On very limited reps, Davis at least offered some straight line burst in a Tony Pollard like role. The differences between the two are staggering, however. Davis got tangled at the line of scrimmage on a large clip of his carries, and he doesn't have the requisite power to be a workhorse. On just 38 carries, he only had four missed tackles (0.11 per carry) and 2.1 yards after contact. This wasn't too far off his college profile either, where he was mostly used as a pass-game complement (then to Dameon Pierce). If Dallas views Pollard as bulky enough to consistently run up the middle, Davis can be good enough as a receiving back to be their No. 2. I still think Dallas should bring in someone heavier. It's the smallest RB room in the NFL.
There wasn't enough playing time to go off of for a full profile. I will say that he has the requisite size and play speed to soak up NFL touches. If I had to guess where he would've been in my rankings on a bigger sample it'd be in the RB7-10 range here.

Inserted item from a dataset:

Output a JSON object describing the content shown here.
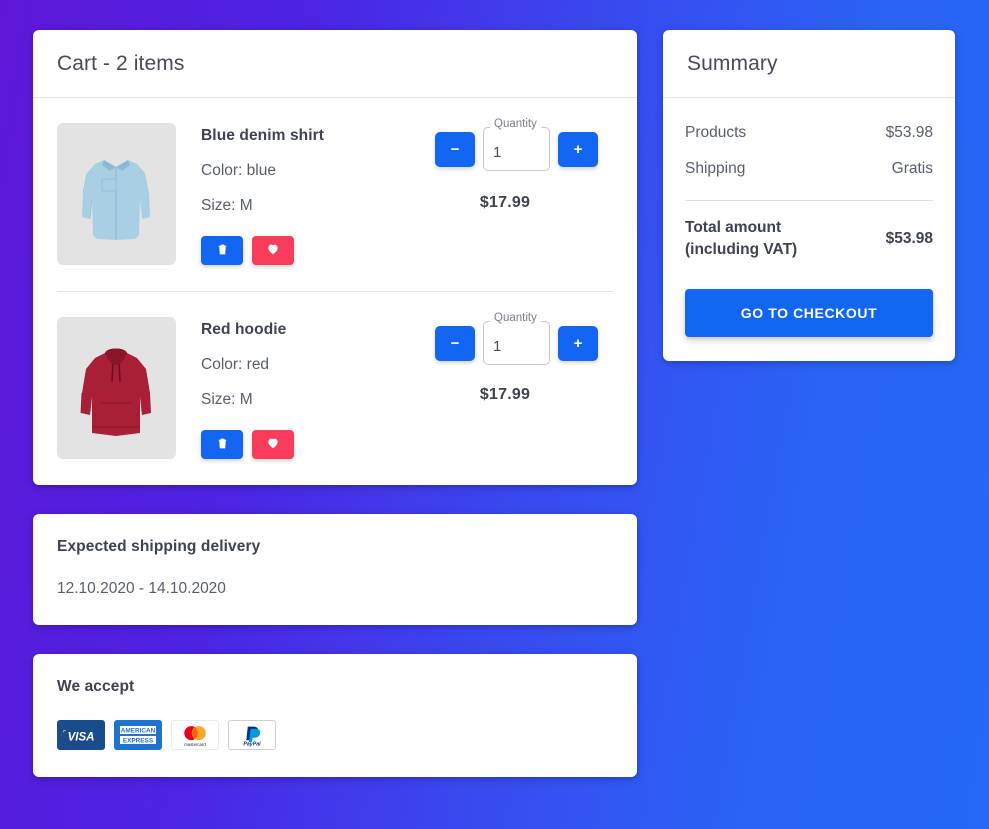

There's some upside here, but not enough film to make a declaration yet. Strong is all burst, and he connected on a few massive plays. In fact, he had 100 yards on 10 carries, plus caught all of his targets. Strong is an ideal change-of-pace to Rhamondre Stevenson, and I'm confident he'll outplay James Robinson for the No. 2 job.